== Try it ==
Extract each line of the records below that contains the word "selected".

== The data ==
+===+

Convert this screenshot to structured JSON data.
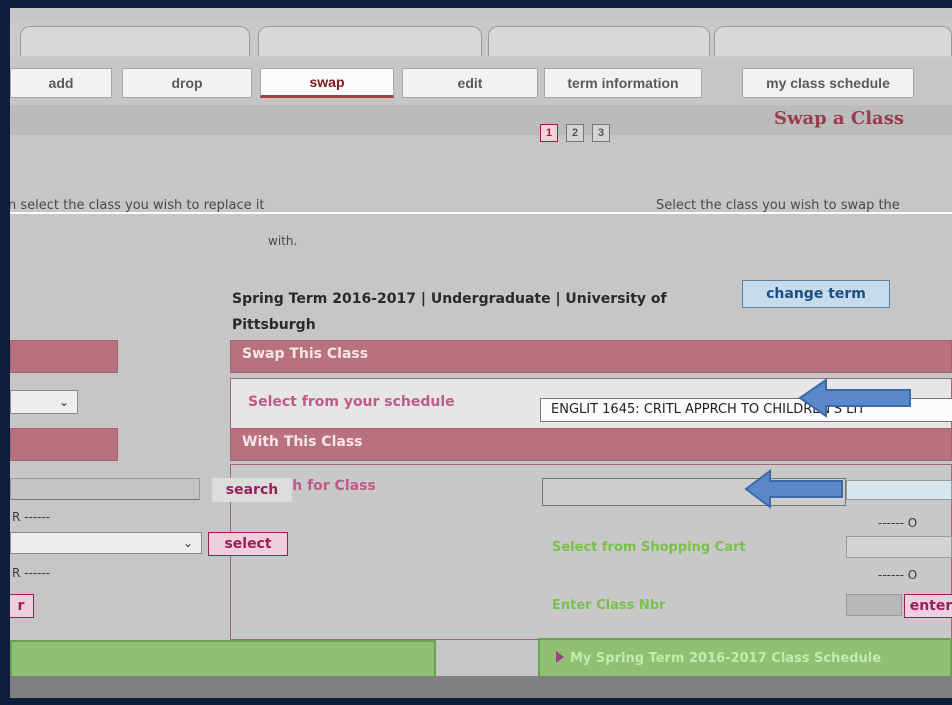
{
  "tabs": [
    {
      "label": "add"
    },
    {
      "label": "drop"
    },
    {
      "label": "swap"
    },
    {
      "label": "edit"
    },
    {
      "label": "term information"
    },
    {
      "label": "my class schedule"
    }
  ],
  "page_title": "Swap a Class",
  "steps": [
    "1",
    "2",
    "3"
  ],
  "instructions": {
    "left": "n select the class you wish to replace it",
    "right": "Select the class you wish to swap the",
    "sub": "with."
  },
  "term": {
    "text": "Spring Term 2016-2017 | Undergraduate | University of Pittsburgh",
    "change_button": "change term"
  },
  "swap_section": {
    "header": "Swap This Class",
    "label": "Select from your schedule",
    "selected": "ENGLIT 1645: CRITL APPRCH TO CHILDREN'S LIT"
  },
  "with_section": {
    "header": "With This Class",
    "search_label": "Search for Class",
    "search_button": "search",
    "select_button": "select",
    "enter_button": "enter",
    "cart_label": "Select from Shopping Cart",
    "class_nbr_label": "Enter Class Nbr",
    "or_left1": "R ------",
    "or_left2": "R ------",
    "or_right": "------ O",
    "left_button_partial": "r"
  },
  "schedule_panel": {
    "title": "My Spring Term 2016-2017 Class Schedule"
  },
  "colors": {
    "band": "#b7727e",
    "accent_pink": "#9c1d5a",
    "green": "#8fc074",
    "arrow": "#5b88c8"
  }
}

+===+

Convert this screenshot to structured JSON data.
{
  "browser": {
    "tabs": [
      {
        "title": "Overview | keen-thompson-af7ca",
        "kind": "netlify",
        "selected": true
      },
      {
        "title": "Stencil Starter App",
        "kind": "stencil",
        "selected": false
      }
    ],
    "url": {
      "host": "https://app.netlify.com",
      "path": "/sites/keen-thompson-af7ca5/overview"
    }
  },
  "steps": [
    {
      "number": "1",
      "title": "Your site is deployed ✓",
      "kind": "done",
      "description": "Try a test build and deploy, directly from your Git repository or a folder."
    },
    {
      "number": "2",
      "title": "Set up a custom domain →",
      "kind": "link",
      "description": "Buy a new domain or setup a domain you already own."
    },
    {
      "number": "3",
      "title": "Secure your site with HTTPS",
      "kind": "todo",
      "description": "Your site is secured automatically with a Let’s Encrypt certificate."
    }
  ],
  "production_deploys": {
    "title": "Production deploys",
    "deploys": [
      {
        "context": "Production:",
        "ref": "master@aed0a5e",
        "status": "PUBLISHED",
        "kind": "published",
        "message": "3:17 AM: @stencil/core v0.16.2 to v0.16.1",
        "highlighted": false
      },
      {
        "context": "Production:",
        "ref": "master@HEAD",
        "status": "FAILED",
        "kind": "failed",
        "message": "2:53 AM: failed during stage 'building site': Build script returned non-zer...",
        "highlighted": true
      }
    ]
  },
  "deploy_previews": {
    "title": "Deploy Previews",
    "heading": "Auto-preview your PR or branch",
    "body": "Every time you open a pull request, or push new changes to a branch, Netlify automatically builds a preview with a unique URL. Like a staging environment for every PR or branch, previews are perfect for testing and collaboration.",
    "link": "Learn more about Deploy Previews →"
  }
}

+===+

== Solved exercise ==
    "selected": "ENGLIT 1645: CRITL APPRCH TO CHILDREN'S LIT"
        "selected": true
        "selected": false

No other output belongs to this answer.